WITH Philadelphia public-school students back in class this week, we should not let the fact that these are hard times overshadow good news about the district.
There are examples large and small, but the most important are new statistics from the state Education Department that list the state's "persistently dangerous" schools.
No Philadelphia public schools are on the list.
Five years ago, 25 district schools made the dangerous list, but the numbers have been dropping since. Last year, Lincoln High School and Sayre High School were on the list. They are off it this year.
This is not to say that Philly schools are violence-free. There were 2,485 violent incidents reported during the last school year, but this is a 10 percent decline from the previous year. In fact, the number of violent incidents has gone down in each of the past four years.
In the past, it was best to view district statistics on violence with skepticism. During the regime of the late Arlene Ackerman, principals were pressured to keep those numbers down and they did, often by underreporting incidents.

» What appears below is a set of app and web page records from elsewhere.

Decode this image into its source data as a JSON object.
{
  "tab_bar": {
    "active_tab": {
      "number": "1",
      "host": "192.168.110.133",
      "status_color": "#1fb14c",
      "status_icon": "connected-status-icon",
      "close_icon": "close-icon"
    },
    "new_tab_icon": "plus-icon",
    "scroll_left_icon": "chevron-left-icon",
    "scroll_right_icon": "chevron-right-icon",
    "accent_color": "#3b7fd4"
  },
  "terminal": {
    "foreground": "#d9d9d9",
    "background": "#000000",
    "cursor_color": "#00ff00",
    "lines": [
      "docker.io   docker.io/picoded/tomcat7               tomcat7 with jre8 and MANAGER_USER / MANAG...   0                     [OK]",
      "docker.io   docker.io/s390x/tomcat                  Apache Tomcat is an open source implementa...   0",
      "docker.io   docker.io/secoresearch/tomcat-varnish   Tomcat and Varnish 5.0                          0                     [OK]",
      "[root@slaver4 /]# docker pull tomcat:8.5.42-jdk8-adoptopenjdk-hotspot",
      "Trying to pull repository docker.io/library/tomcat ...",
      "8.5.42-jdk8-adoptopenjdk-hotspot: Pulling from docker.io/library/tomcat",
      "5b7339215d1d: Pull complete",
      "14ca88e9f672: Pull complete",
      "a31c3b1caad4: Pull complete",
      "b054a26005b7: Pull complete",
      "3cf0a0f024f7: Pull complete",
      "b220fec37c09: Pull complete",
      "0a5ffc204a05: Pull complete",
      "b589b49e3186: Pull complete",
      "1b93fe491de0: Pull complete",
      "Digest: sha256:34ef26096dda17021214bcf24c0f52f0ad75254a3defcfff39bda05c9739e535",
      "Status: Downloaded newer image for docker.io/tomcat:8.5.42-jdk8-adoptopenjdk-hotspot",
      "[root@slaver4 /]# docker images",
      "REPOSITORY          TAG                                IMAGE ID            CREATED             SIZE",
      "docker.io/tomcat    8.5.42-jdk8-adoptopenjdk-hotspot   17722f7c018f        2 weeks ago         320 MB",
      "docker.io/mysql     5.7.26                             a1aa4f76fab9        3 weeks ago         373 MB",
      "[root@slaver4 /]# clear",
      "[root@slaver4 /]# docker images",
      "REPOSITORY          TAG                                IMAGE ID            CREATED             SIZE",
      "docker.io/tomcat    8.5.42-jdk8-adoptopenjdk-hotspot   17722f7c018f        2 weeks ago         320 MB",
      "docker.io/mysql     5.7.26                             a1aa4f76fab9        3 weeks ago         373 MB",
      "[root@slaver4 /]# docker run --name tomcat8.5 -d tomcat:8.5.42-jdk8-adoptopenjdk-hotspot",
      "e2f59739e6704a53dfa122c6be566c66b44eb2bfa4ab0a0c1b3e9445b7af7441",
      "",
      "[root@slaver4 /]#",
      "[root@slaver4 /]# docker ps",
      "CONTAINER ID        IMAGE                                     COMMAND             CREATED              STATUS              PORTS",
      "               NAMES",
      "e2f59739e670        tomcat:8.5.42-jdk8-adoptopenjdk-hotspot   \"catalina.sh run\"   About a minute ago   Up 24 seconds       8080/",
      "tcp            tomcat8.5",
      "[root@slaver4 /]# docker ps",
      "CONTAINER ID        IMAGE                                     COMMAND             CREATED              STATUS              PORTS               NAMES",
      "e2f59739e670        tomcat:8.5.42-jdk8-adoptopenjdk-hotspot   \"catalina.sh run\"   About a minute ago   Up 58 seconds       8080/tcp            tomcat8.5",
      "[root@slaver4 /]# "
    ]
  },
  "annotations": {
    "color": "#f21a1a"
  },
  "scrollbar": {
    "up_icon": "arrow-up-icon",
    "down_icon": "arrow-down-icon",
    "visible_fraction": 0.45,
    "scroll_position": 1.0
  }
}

There is no evidence that is happening under Superintendent William Hite. District officials credit an increased emphasis on prevention for the decline, including using peer mediation and quick removal of the most disruptive students to alternative programs.
For years, there was a great divide between school officials and parents over school safety. Many professionals believed that if students were actively engaged in learning - led by skilled teachers - then safety would follow. Parents believed that safety had to come first before learning could happen.
Under Hite, the district now tilts toward parents, so there is added emphasis on making schools safer.
Hite also went ahead this fall with plans to open three new high schools: The LINC, Building 21 and The U School. All of them take new approaches - with smart use of technology and project-based (as opposed to classroom-bound) learning.
Critics complain that this is no time to spend scarce resources on experiments, especially when the schools - particularly neighborhood high schools - are so starved for cash.
But, Hite believes that to survive in the competitive world of education, the district needs to embrace innovation and make more options available for students.
We look upon these new high schools as test-models that could be expanded elsewhere (including neighborhood schools) if they deliver results.
Two other items qualify as good news. Because of cooperation between the district and the U.S. Department of Agriculture, the district is opening its free lunch program to all students who wish to participate. Before, parents had to apply for the free lunches and the district had to determine eligibility according to income. Some were reluctant to apply because of the stigma associated with poverty.
Now, no paperwork is required. The additional cost of the program will be covered by the federal and state governments.
Finally, the district cuts to free SEPTA tokens for high-school students, a victim of budget constraints, will not come to pass. The district and SEPTA worked out an arrangement to let the program continue as is.
All these examples are proof that the district is working hard to do the right thing for students. It's time for the politicians in Harrisburg to do the same.